▶ _WHAT IS EXPECTED_
Write how many lines in the records below include the string "letter". No other text should be given.

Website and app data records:
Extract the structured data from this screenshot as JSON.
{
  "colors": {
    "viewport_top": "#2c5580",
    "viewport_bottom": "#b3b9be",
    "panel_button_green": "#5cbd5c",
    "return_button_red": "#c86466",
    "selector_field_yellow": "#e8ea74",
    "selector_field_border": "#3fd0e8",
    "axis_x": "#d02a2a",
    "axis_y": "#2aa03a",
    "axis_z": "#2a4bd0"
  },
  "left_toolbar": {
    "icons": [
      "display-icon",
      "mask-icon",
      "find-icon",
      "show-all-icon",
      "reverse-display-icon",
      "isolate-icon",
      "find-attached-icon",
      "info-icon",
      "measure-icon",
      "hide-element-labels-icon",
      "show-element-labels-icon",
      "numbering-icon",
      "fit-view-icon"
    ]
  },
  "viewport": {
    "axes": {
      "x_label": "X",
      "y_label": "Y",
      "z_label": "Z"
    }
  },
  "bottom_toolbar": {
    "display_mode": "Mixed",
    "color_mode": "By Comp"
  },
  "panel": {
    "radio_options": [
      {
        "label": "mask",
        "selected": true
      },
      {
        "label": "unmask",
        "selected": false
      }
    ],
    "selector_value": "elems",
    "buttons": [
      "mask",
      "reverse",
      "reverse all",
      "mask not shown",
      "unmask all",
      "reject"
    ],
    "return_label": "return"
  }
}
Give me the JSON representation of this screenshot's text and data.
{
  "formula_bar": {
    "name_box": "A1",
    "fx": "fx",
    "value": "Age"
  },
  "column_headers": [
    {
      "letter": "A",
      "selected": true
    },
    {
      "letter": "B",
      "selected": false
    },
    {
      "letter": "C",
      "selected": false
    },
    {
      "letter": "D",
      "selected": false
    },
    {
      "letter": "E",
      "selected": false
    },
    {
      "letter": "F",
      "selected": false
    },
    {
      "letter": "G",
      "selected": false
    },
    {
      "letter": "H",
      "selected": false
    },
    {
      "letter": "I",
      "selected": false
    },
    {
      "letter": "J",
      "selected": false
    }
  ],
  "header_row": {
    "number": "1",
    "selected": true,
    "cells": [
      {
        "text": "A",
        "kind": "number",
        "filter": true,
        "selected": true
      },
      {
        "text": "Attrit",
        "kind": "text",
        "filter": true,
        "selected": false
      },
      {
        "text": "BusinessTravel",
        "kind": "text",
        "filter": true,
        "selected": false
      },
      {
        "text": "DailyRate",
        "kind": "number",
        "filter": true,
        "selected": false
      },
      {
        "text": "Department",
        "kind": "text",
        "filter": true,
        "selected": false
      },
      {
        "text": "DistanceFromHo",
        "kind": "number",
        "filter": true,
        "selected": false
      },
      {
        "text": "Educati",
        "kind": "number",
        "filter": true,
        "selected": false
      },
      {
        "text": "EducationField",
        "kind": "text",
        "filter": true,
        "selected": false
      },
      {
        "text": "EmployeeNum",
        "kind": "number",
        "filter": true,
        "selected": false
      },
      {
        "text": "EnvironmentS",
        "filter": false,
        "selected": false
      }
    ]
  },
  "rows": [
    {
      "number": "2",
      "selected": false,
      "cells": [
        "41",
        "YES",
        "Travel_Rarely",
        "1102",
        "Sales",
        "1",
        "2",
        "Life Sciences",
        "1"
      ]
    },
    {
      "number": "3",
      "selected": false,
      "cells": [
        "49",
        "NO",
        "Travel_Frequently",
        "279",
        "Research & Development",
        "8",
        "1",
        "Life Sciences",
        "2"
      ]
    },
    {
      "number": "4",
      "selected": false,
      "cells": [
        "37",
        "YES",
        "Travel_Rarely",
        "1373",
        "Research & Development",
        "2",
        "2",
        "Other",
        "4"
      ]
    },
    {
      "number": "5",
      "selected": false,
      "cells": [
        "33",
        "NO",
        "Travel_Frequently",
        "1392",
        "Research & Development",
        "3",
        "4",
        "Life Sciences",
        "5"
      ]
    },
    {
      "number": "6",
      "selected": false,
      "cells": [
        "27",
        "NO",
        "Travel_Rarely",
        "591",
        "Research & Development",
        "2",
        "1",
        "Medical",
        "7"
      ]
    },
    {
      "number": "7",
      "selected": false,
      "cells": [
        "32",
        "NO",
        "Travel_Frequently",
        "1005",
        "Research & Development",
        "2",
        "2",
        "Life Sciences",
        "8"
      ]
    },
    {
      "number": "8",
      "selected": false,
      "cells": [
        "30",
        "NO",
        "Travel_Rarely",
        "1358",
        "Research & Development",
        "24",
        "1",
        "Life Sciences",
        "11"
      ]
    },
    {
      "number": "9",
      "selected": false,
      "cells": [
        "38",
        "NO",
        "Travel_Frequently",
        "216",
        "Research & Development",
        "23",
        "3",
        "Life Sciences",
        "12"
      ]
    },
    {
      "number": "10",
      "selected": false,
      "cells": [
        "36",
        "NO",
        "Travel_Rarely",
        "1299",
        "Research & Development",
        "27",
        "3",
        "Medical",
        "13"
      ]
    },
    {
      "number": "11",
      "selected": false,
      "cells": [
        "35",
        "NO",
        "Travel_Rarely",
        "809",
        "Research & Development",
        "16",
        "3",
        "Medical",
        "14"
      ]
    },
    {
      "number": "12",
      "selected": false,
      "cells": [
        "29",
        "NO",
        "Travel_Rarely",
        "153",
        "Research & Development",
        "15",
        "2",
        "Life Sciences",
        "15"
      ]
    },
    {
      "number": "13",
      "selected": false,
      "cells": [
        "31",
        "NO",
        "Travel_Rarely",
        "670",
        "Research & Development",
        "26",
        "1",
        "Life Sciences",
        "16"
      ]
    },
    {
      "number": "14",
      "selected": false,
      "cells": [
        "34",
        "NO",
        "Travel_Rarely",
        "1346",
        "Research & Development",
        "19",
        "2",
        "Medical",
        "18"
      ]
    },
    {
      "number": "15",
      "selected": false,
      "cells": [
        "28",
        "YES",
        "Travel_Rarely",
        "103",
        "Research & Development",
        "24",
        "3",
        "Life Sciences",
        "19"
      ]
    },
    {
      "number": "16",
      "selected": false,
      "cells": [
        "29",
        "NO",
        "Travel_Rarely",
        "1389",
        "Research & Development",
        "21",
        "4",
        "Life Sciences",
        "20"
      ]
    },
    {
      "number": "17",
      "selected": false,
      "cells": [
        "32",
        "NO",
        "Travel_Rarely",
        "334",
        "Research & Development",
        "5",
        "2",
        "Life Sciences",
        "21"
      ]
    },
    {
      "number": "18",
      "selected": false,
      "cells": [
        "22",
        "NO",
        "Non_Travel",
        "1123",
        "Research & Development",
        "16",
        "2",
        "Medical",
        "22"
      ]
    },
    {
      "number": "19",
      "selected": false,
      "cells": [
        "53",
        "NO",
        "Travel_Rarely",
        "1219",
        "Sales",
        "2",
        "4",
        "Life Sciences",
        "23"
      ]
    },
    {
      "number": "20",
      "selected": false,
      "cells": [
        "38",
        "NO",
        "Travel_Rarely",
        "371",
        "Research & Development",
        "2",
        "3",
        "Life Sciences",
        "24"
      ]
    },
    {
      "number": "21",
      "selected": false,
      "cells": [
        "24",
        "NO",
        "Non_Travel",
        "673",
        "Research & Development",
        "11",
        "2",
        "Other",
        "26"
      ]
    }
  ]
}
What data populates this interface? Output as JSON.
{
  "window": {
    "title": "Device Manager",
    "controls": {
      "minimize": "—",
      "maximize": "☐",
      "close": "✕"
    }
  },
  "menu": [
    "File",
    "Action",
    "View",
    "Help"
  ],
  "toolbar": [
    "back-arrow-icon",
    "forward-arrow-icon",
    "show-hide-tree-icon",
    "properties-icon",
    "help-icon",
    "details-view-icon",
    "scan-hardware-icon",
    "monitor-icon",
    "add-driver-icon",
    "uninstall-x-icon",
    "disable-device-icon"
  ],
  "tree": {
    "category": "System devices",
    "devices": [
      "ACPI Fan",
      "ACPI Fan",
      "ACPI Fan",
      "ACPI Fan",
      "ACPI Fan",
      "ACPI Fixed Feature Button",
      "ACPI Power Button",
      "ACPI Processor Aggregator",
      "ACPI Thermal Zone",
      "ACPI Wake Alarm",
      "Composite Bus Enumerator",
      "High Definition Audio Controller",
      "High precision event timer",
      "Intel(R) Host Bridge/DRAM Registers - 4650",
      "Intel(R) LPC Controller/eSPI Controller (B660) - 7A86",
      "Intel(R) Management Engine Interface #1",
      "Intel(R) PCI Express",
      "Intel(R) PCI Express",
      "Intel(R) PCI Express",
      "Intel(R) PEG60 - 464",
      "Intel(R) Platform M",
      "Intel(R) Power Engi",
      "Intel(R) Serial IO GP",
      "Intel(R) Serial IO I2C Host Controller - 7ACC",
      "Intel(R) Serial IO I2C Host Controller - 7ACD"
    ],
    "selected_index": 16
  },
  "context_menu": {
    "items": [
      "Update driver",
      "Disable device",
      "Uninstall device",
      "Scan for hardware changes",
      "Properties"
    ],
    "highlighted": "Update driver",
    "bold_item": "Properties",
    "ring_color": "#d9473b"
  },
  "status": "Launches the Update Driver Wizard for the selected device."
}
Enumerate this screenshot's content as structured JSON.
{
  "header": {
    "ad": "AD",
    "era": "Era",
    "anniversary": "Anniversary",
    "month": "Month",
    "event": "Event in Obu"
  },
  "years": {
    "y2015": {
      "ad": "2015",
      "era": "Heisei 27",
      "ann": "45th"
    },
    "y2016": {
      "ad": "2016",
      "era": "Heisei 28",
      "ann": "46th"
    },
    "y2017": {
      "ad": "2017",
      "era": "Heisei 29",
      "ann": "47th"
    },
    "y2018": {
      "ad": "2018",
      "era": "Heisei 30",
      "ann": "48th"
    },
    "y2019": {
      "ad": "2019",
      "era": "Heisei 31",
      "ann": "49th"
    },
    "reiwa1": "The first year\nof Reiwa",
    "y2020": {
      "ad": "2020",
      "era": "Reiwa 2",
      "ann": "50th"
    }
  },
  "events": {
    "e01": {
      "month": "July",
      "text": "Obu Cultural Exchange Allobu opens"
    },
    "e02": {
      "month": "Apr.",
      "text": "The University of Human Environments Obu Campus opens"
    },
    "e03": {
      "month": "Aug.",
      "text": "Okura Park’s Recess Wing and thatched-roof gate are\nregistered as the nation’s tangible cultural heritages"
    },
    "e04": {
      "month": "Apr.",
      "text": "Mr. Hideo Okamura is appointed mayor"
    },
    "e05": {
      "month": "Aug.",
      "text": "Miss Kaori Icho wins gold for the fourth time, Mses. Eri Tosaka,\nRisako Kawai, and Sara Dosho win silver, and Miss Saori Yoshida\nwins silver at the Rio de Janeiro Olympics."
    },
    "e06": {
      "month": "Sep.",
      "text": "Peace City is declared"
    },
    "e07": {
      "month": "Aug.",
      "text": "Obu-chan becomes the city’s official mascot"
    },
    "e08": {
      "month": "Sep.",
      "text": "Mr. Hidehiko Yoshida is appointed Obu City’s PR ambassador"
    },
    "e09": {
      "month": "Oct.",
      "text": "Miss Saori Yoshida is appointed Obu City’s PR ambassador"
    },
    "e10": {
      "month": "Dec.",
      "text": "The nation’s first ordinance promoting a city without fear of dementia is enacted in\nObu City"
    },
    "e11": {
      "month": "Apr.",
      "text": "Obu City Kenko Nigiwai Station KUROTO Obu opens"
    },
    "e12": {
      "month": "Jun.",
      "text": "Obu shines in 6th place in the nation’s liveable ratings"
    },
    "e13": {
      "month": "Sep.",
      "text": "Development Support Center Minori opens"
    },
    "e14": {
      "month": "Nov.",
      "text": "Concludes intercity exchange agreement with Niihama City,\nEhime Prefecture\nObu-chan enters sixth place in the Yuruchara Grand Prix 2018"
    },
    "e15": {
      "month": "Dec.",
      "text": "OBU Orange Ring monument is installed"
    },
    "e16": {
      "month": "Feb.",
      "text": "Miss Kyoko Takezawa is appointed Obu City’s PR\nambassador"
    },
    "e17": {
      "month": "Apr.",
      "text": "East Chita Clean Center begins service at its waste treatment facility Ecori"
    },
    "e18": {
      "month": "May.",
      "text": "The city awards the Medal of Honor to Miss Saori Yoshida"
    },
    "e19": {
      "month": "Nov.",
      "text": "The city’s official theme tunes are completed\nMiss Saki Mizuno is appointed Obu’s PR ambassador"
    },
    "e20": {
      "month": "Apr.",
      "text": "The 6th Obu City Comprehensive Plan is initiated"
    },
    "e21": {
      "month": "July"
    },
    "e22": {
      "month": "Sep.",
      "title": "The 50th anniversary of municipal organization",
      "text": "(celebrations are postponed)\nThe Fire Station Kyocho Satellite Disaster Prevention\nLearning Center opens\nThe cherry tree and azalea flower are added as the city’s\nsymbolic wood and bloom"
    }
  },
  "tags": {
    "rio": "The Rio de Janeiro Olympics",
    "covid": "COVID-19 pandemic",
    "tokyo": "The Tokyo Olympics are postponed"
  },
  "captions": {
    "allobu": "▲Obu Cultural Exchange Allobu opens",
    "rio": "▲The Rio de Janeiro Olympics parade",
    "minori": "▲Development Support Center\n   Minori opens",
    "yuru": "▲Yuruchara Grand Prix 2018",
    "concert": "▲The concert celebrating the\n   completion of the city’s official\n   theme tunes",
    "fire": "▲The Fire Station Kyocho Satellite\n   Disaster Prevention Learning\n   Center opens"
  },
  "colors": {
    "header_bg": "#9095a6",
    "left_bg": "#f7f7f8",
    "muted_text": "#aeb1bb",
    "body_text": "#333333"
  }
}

▶ _ANSWER SPACE_
10